This section is from the book "Anatomy Of The Arteries Of The Human Body", by John Hatch Power. Also available from Amazon: Anatomy of the Arteries of the Human Body, with the Descriptive Anatomy of the Heart.
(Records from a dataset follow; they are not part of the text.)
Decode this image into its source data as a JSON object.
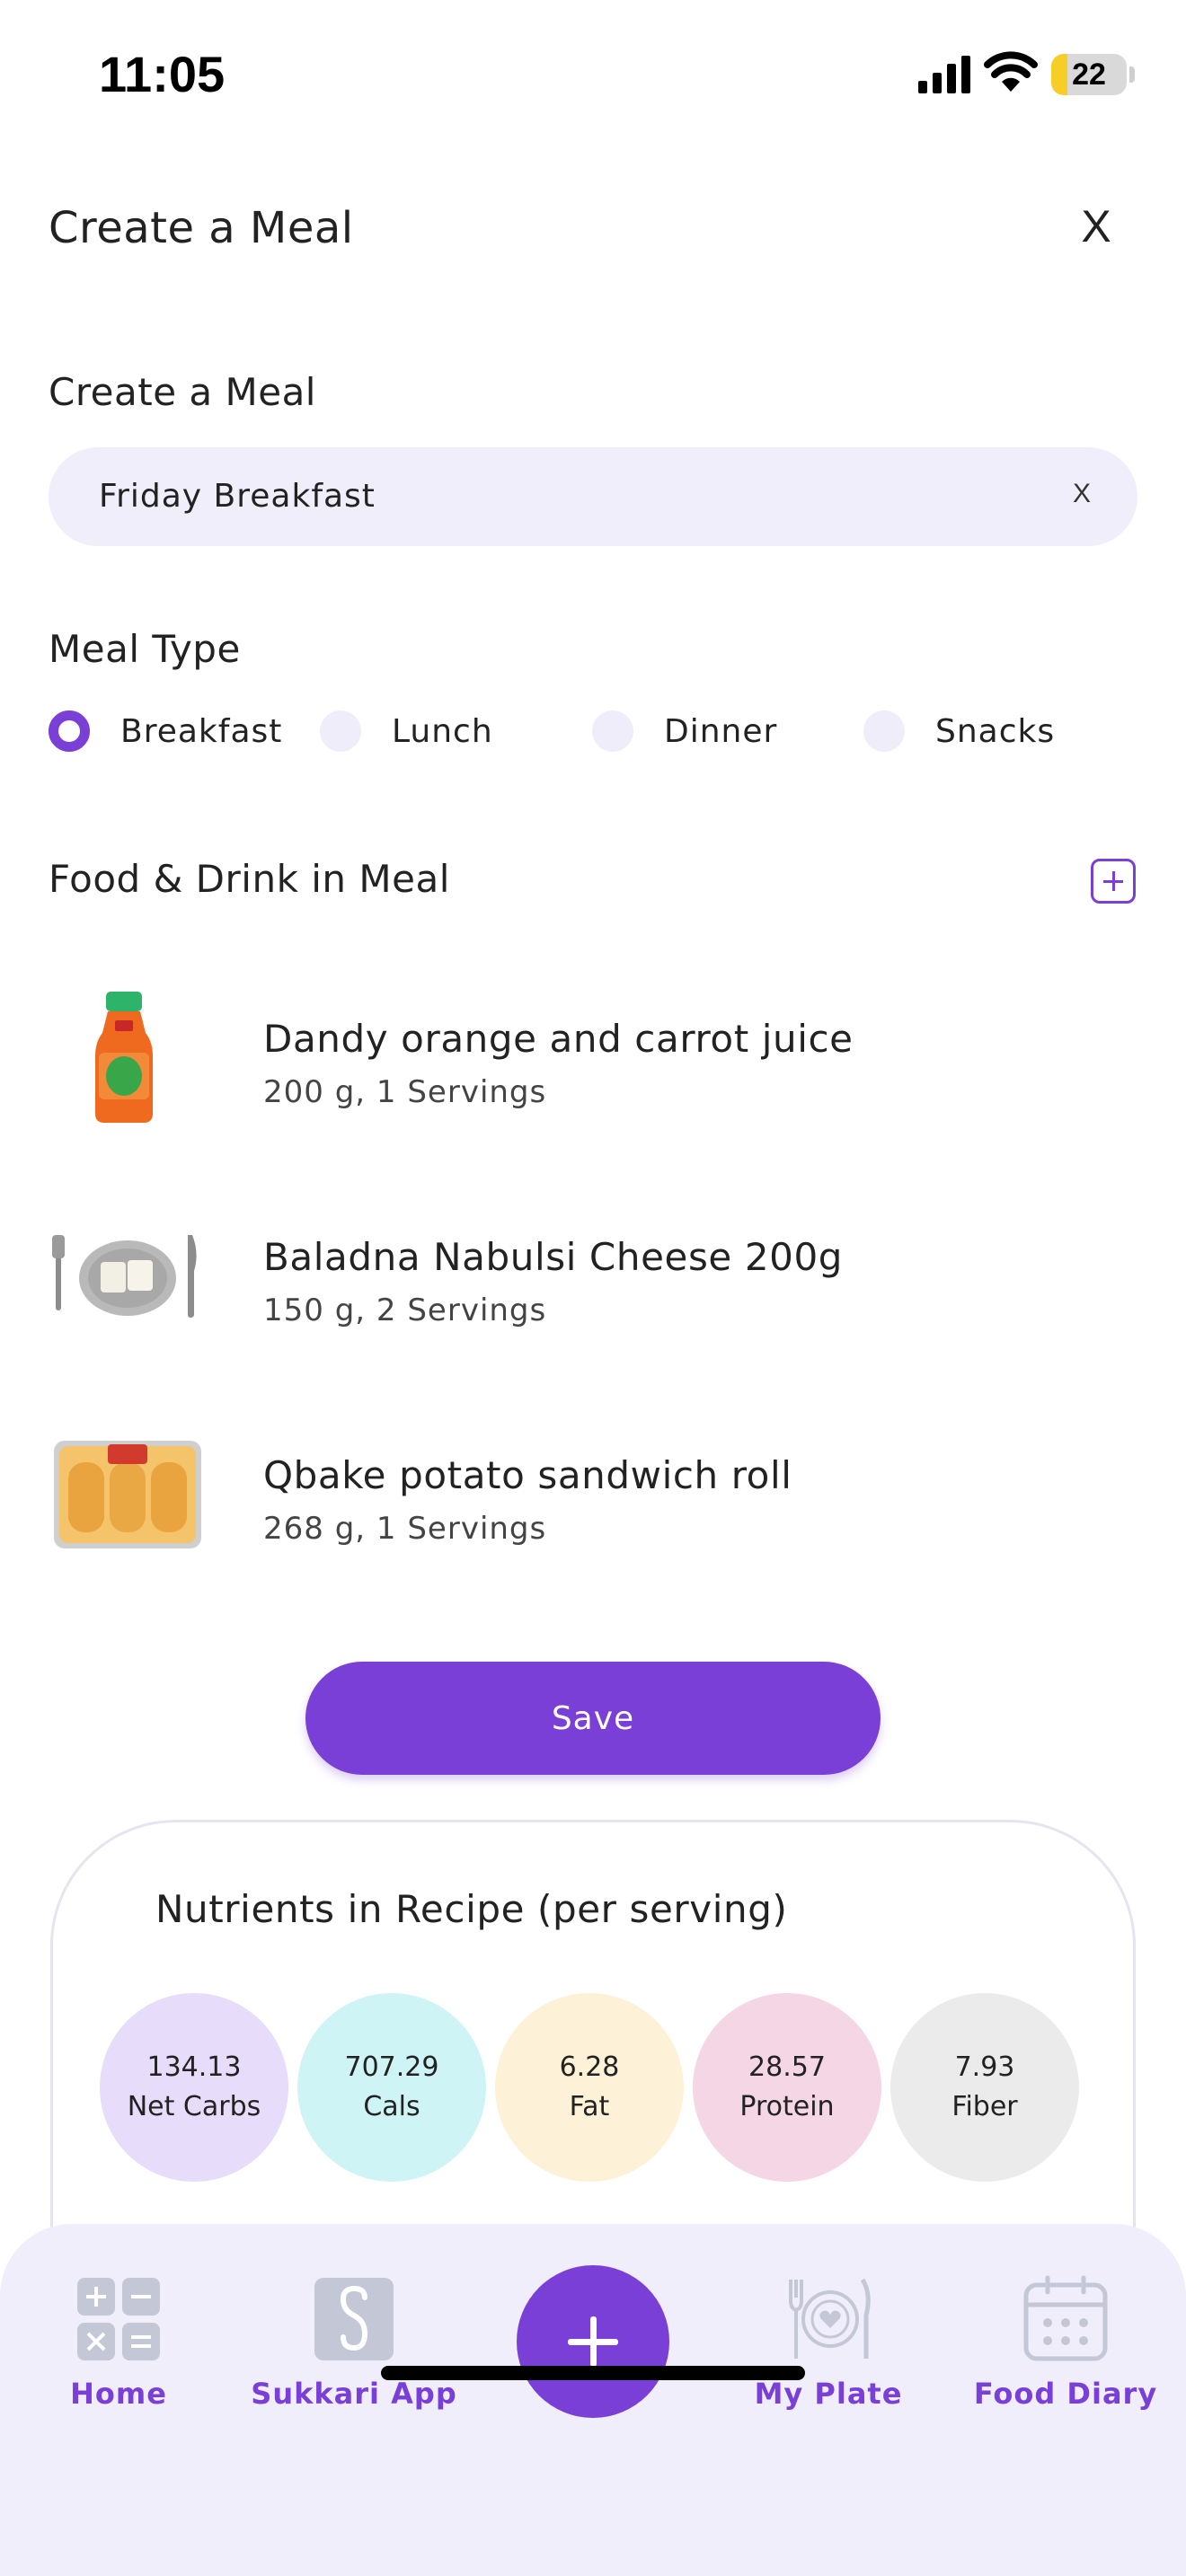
{
  "status_bar": {
    "time": "11:05",
    "battery_level": "22",
    "battery_fraction": 0.22,
    "icons": [
      "signal-icon",
      "wifi-icon",
      "battery-icon"
    ]
  },
  "header": {
    "title": "Create a Meal",
    "close_label": "X"
  },
  "meal_name": {
    "label": "Create a Meal",
    "value": "Friday Breakfast",
    "clear_label": "X"
  },
  "meal_type": {
    "label": "Meal Type",
    "selected": "Breakfast",
    "options": [
      {
        "label": "Breakfast"
      },
      {
        "label": "Lunch"
      },
      {
        "label": "Dinner"
      },
      {
        "label": "Snacks"
      }
    ]
  },
  "foods": {
    "label": "Food & Drink in Meal",
    "add_icon": "plus-square-icon",
    "items": [
      {
        "name": "Dandy orange and carrot juice",
        "detail": "200 g, 1 Servings",
        "thumb": "juice-bottle"
      },
      {
        "name": "Baladna Nabulsi Cheese 200g",
        "detail": "150 g, 2 Servings",
        "thumb": "cheese-plate"
      },
      {
        "name": "Qbake potato sandwich roll",
        "detail": "268 g, 1 Servings",
        "thumb": "bread-pack"
      }
    ]
  },
  "save_label": "Save",
  "nutrients": {
    "title": "Nutrients in Recipe (per serving)",
    "items": [
      {
        "value": "134.13",
        "label": "Net Carbs",
        "color": "#e7dcf9"
      },
      {
        "value": "707.29",
        "label": "Cals",
        "color": "#cff4f6"
      },
      {
        "value": "6.28",
        "label": "Fat",
        "color": "#fdf1d7"
      },
      {
        "value": "28.57",
        "label": "Protein",
        "color": "#f5d6e4"
      },
      {
        "value": "7.93",
        "label": "Fiber",
        "color": "#ebebeb"
      }
    ]
  },
  "nav": {
    "items": [
      {
        "label": "Home",
        "icon": "calculator-icon"
      },
      {
        "label": "Sukkari App",
        "icon": "sukkari-logo-icon"
      },
      {
        "label": "My Plate",
        "icon": "plate-icon"
      },
      {
        "label": "Food Diary",
        "icon": "calendar-icon"
      }
    ],
    "fab_icon": "plus-icon"
  },
  "colors": {
    "accent": "#7a3fd6",
    "field_bg": "#f0eefb",
    "nav_bg": "#f0eefb"
  }
}
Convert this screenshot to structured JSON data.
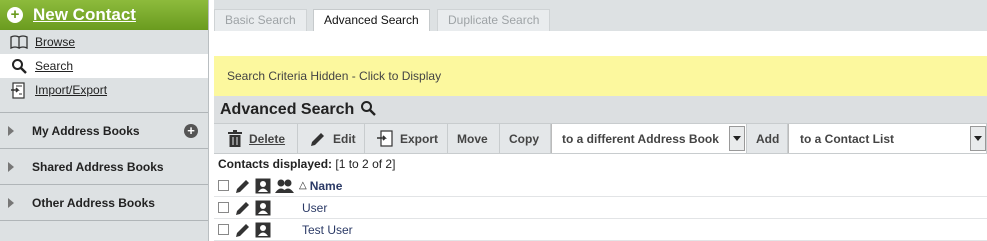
{
  "sidebar": {
    "new_contact_label": "New Contact",
    "nav": [
      {
        "label": "Browse",
        "icon": "book-icon"
      },
      {
        "label": "Search",
        "icon": "search-icon"
      },
      {
        "label": "Import/Export",
        "icon": "import-export-icon"
      }
    ],
    "sections": [
      {
        "label": "My Address Books"
      },
      {
        "label": "Shared Address Books"
      },
      {
        "label": "Other Address Books"
      }
    ]
  },
  "tabs": [
    {
      "label": "Basic Search",
      "active": false
    },
    {
      "label": "Advanced Search",
      "active": true
    },
    {
      "label": "Duplicate Search",
      "active": false
    }
  ],
  "criteria_text": "Search Criteria Hidden - Click to Display",
  "header_title": "Advanced Search",
  "toolbar": {
    "delete": "Delete",
    "edit": "Edit",
    "export": "Export",
    "move": "Move",
    "copy": "Copy",
    "address_book_select": "to a different Address Book",
    "add": "Add",
    "contact_list_select": "to a Contact List"
  },
  "contacts_displayed": {
    "label": "Contacts displayed:",
    "value": "[1 to 2 of 2]"
  },
  "table": {
    "column_name": "Name",
    "sort_indicator": "△",
    "rows": [
      {
        "name": "User"
      },
      {
        "name": "Test User"
      }
    ]
  },
  "colors": {
    "accent_green": "#7aab2c",
    "criteria_yellow": "#fcf89e",
    "link_blue": "#2b3a66"
  }
}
The right subclavian artery arises from the arteria innominata at the superior outlet of the thorax, immediately behind and on a level with the upper portion of the right sternoclavicular articulation, corresponding to the interval between the two origins of the sterno-cleido-mastoid muscle; it then passes obliquely upwards and outwards, till it reaches the internal margin of the scalenus anticus muscle. In this part of its course it is covered anteriorly by the integuments, by the platysma myoides, except in the immediate neighborhood of its origin, by the clavicular origin of the sterno-mastoid muscle, and by the cervical fascia, forming the sheath of this muscle; by the sterno-hyoid and sterno-thyroid muscles, the former of which is in more intimate relation to the artery. Between the sterno-mastoid muscle anteriorly, and the sterno-hyoid and sterno-thyroid muscles and scalenus anticus posteriorly, an interval exists in which we find a quantity of loose areolar tissue, together with several veins, one of which, sometimes of considerable size, passes across the posterior surface of the inferior portion of the sterno-mastoid muscle, and establishes a communication between the anterior and external jugular veins: it is sometimes endangered in the operations for wry neck. When these parts have been removed, the artery will be found covered more immediately by the internal jugular vein close to its junction with the subclavian vein to form the right vena innominata: the union between these two veins usually takes place in front of the internal margin and close to the insertion of the scalenus anticus muscle, in which situation the commencement of the vena innominata lies upon a plane anterior and a little inferior to the artery: lower down, on account of their difference of obliquity, they become more distant, the vein lying on the outer side. The vertebral vein as it is about to terminate in the internal jugular, usually passes anterior to the artery. In front of the artery we observe also the superior and middle cardiac nerves descending; and near the origin of the vessel, the pneumogastric nerve, and sometimes its recurrent branch (which in this situation occasionally begins to detach itself from its parent trunk), are situated in front of it. Vieussens describes a plexiform appearance upon the pneumogastric nerve in this situation, corresponding to the origin of the recurrent, and which he calls the plexus gangliformis; these nerves therefore pass between the artery and the vena innominata. The phrenic nerve also forms an anterior relation of the subclavian artery: immediately after this nerve has passed from off the scalenus anticus muscle, it gets under cover of the internal jugular vein close to its junction with the subclavian, and insinuates itself into a small interval which exists between the origin of the thyroid axis and the inner margin of the muscle; and it is in this situation that the nerve lies in front of the right subclavian artery in its first stage: generally speaking, it does not lie in direct contact with the artery, but is borne from off this vessel by the origin of the internal mammary artery, anterior to and across which the nerve usually passes. Sometimes the phrenic nerve lies upon a plane posterior to the internal mammary artery. Posteriorly the first stage of the right subclavian artery is related to the recurrent nerve, inferior cardiac nerve, and still farther back to the trunk of the sympathetic nerve where it forms its inferior cervical ganglion: this ganglion is situated behind the artery close to the origin of the vertebral. The longus colli muscle, with the interposition of some loose areolar tissue, lies behind the artery: the apex of the cone of the pleura lies a little inferior, to the outside, and on a plane posterior to the vessel.